Using a combination of Sandy aid and funds already earmarked for adding sand to beaches, the federal government picked up $14 million of the roughly $18 million tab. And it's not the first time Washington has paid to dredge up sand and pump it onto Ocean City's beaches.

The federal government also helped pay to restore Ocean City's beaches in 2010,according to data compiled by Western Carolina University's Program for the Study of Developed Shorelines. And in 2004. And in 2000.

In total, Washington has spent at least $40 million on nine separate efforts to help restore the city's beaches over the last two decades, according to the data, adding more than 12 million cubic yards of sand.

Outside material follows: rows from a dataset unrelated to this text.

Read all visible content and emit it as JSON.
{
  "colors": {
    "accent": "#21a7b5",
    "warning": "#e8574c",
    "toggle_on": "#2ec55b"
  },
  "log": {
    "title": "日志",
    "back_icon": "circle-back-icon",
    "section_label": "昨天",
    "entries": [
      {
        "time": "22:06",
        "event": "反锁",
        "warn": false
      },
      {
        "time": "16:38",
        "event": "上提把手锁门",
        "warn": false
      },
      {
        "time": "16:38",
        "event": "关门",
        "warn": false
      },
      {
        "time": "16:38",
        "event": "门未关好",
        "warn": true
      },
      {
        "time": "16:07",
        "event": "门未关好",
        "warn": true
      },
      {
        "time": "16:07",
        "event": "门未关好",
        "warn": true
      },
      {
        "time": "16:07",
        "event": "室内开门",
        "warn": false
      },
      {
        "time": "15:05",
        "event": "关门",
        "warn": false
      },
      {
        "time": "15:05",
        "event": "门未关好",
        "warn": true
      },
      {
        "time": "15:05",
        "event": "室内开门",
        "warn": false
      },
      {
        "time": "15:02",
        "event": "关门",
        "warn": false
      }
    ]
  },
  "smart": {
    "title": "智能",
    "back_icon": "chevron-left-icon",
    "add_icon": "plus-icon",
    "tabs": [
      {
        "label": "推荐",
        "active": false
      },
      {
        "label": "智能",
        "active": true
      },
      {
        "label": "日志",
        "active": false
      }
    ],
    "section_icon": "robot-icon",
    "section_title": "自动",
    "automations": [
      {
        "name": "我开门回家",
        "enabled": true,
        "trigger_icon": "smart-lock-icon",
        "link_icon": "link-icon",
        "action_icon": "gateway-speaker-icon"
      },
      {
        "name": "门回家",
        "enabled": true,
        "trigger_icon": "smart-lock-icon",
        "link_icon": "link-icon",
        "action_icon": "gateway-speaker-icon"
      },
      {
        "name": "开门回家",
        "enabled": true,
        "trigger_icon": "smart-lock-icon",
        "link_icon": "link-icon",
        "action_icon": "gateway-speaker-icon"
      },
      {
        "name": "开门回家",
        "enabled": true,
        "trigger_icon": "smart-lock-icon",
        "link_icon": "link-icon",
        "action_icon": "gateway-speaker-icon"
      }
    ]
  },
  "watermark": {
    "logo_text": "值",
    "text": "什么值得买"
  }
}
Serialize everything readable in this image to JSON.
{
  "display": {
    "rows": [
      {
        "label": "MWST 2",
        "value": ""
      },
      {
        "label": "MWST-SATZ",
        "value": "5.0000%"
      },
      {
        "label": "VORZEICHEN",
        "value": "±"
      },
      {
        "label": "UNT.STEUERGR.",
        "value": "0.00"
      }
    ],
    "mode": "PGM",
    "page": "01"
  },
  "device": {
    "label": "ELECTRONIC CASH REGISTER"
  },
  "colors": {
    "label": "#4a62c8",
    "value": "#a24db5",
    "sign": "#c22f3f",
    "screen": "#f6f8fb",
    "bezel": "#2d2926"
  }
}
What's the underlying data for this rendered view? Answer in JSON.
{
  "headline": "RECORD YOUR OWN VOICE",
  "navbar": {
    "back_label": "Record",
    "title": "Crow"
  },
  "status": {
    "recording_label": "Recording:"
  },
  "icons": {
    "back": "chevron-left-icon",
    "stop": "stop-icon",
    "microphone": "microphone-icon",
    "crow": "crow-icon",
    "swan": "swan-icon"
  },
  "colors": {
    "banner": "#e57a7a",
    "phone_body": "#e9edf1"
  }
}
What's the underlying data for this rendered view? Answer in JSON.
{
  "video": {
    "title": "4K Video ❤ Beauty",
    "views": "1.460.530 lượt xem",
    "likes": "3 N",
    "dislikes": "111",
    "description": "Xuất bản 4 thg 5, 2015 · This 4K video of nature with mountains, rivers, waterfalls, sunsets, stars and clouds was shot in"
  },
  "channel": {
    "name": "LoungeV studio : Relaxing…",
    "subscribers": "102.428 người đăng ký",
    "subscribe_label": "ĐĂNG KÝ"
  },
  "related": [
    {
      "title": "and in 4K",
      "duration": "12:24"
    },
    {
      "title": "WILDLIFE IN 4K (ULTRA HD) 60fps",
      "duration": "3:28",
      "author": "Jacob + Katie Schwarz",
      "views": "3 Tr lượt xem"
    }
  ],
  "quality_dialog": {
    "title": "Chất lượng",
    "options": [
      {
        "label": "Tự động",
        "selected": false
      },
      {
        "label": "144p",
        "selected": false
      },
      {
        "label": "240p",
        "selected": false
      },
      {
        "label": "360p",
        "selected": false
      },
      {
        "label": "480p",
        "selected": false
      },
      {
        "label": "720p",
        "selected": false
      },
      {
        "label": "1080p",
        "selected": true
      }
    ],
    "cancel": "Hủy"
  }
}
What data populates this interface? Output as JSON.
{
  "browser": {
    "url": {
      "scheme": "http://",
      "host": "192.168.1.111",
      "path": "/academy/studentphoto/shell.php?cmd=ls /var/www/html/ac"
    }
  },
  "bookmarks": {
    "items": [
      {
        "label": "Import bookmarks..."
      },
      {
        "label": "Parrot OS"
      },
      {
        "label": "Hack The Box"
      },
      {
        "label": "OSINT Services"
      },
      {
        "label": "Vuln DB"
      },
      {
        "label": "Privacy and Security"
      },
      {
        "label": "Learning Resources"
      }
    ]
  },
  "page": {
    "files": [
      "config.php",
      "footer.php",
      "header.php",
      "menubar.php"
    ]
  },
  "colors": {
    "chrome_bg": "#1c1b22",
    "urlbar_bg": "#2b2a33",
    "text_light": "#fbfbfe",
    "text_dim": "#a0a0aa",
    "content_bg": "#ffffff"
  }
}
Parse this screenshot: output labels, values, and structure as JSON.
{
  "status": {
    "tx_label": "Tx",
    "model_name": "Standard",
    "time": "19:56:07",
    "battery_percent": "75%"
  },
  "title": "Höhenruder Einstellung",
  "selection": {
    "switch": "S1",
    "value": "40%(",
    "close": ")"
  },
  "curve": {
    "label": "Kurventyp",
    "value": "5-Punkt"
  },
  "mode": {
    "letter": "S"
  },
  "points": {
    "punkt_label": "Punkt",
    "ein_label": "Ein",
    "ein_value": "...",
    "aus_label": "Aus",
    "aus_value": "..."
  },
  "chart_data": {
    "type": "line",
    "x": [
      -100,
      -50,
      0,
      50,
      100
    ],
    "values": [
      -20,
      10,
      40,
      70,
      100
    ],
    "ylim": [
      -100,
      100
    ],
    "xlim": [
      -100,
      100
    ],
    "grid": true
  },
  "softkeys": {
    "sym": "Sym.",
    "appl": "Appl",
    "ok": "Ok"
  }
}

Beaches are essential to the economies of places like Ocean City. But critics say paying to restore beaches year after year is one of a number of ways the government subsidizes less-than-smart development and rebuilding along coasts that are increasingly vulnerable to flooding and hurricane damage, even as it has discouraged coastal development in other ways.